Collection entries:

============

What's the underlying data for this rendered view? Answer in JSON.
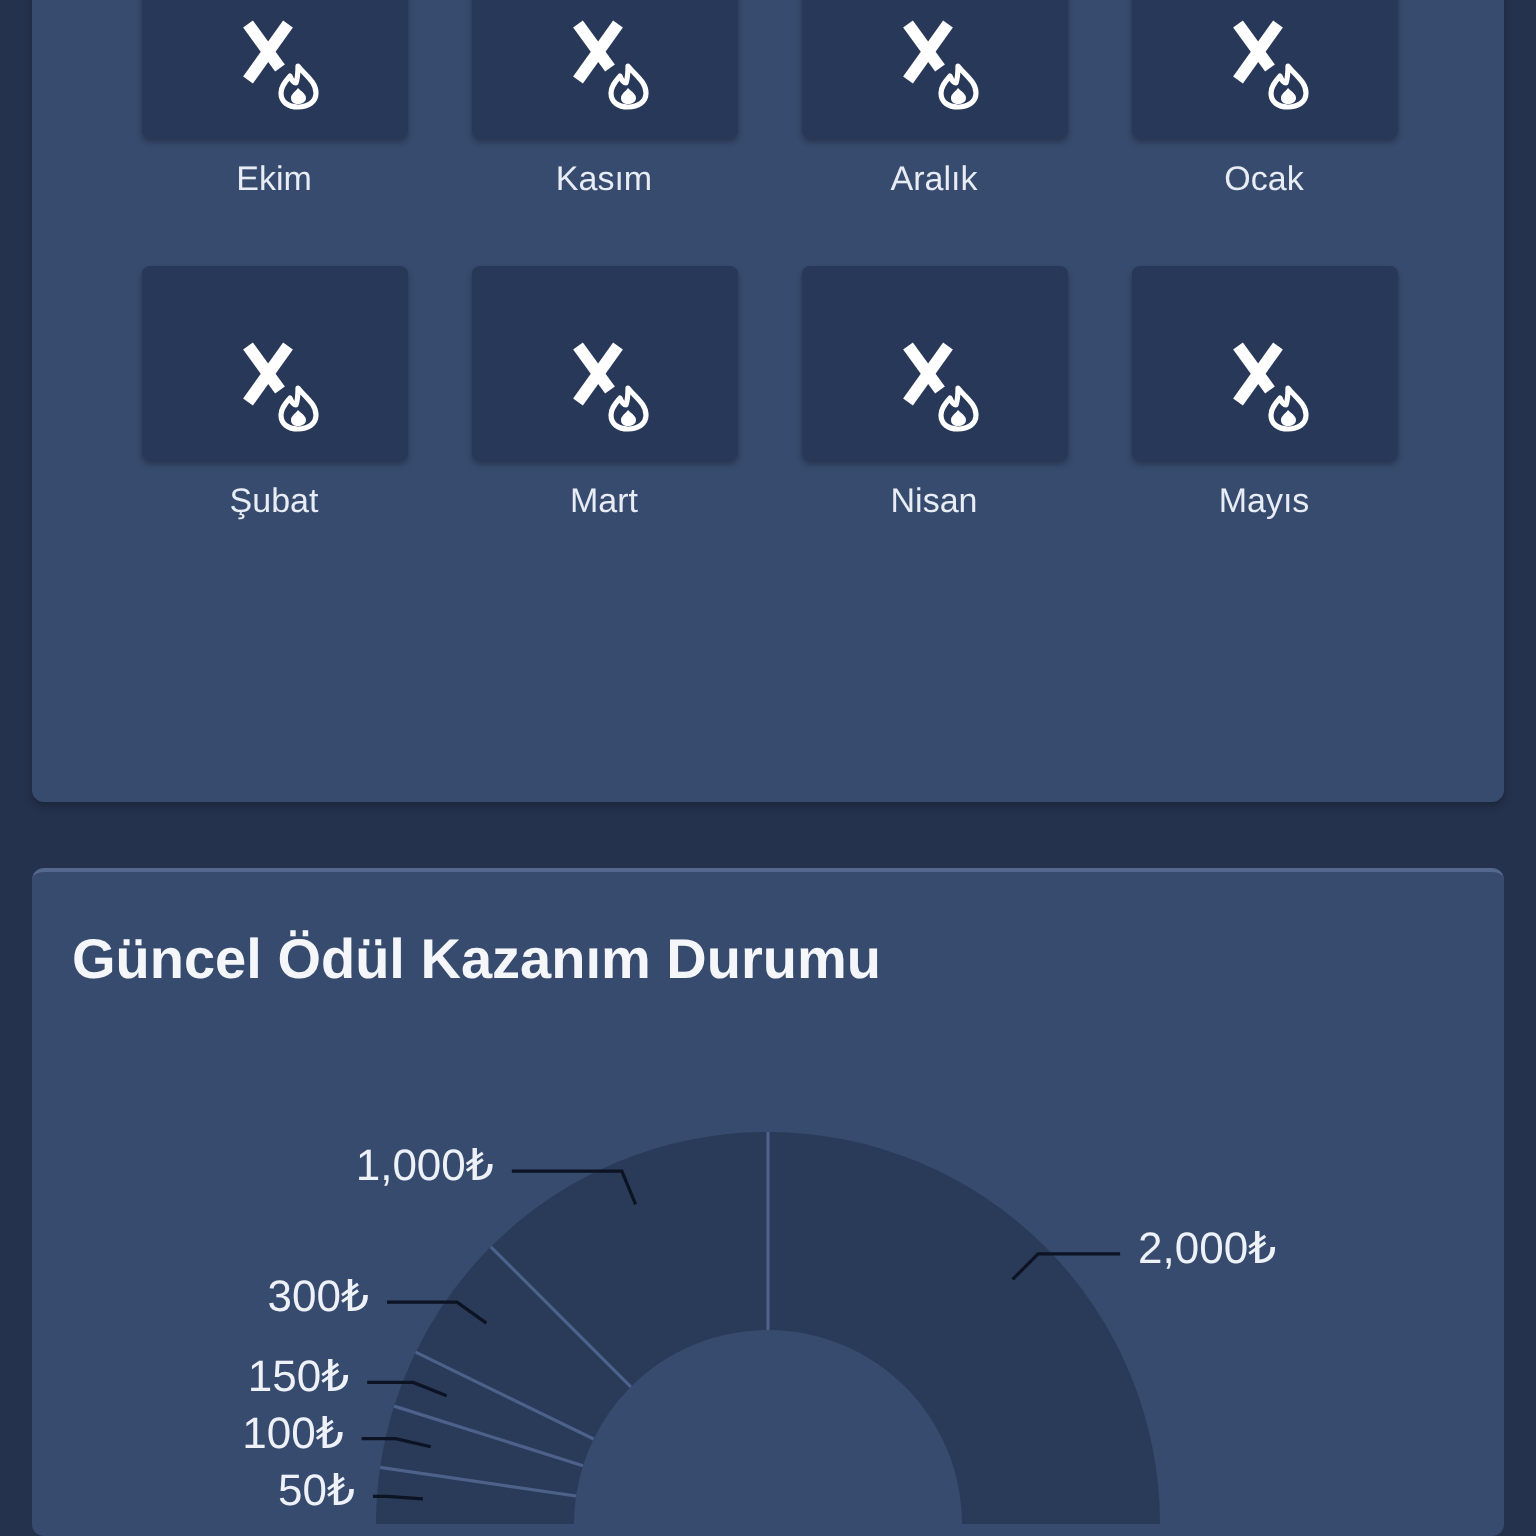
{
  "months_card": {
    "months": [
      {
        "label": "Ekim"
      },
      {
        "label": "Kasım"
      },
      {
        "label": "Aralık"
      },
      {
        "label": "Ocak"
      },
      {
        "label": "Şubat"
      },
      {
        "label": "Mart"
      },
      {
        "label": "Nisan"
      },
      {
        "label": "Mayıs"
      }
    ]
  },
  "reward_card": {
    "title": "Güncel Ödül Kazanım Durumu",
    "reward_chart": {
      "slices": [
        {
          "label": "2,000₺"
        },
        {
          "label": "1,000₺"
        },
        {
          "label": "300₺"
        },
        {
          "label": "150₺"
        },
        {
          "label": "100₺"
        },
        {
          "label": "50₺"
        }
      ]
    }
  }
}
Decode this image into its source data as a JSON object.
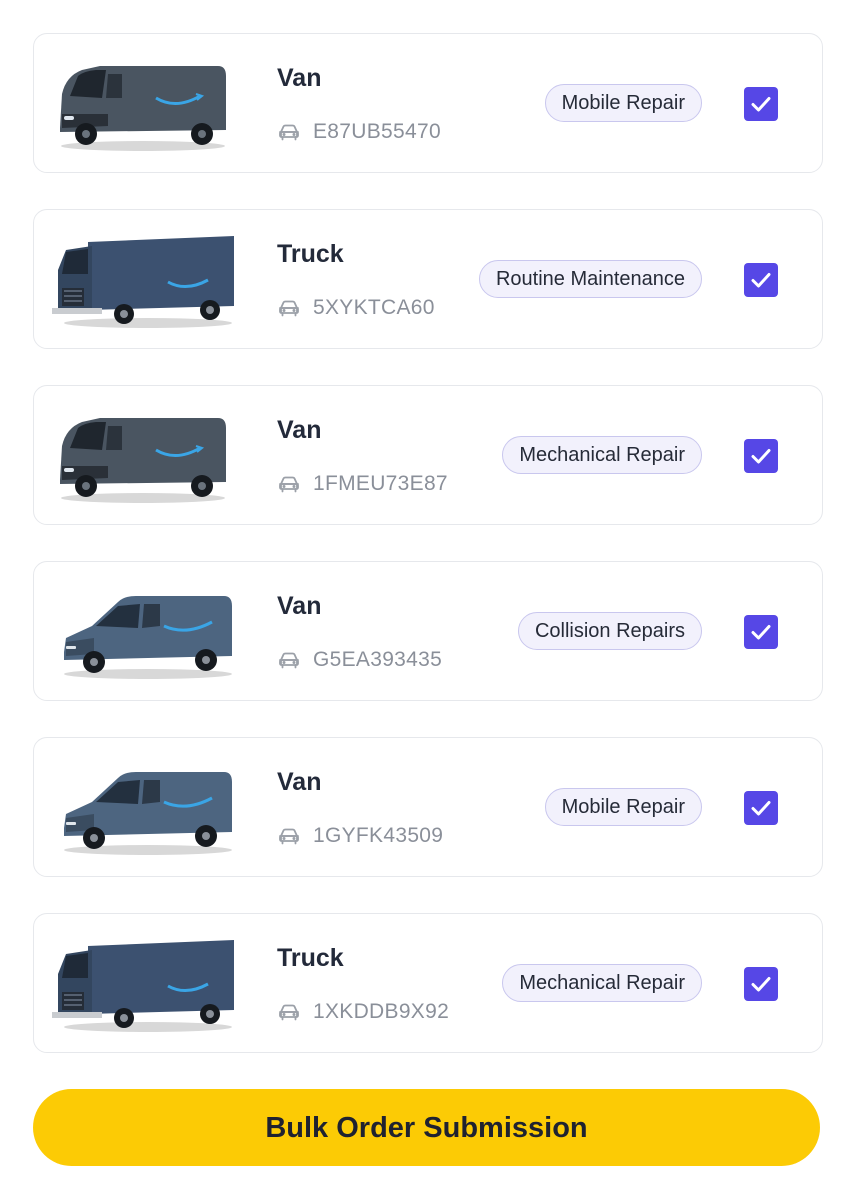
{
  "vehicles": [
    {
      "type": "Van",
      "plate": "E87UB55470",
      "service": "Mobile Repair",
      "image": "electric-van",
      "checked": true
    },
    {
      "type": "Truck",
      "plate": "5XYKTCA60",
      "service": "Routine Maintenance",
      "image": "step-truck",
      "checked": true
    },
    {
      "type": "Van",
      "plate": "1FMEU73E87",
      "service": "Mechanical Repair",
      "image": "electric-van",
      "checked": true
    },
    {
      "type": "Van",
      "plate": "G5EA393435",
      "service": "Collision Repairs",
      "image": "sprinter-van",
      "checked": true
    },
    {
      "type": "Van",
      "plate": "1GYFK43509",
      "service": "Mobile Repair",
      "image": "sprinter-van",
      "checked": true
    },
    {
      "type": "Truck",
      "plate": "1XKDDB9X92",
      "service": "Mechanical Repair",
      "image": "step-truck",
      "checked": true
    }
  ],
  "icons": {
    "plate": "car-icon",
    "check": "checkmark-icon"
  },
  "colors": {
    "accent": "#5647e6",
    "button": "#fccb05",
    "tag_bg": "#f2f1fc",
    "tag_border": "#c9c7ee"
  },
  "actions": {
    "submit_label": "Bulk Order Submission"
  }
}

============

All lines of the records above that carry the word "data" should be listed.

What's the underlying data for this rendered view? Answer in JSON.
Decode this image into its source data as a JSON object.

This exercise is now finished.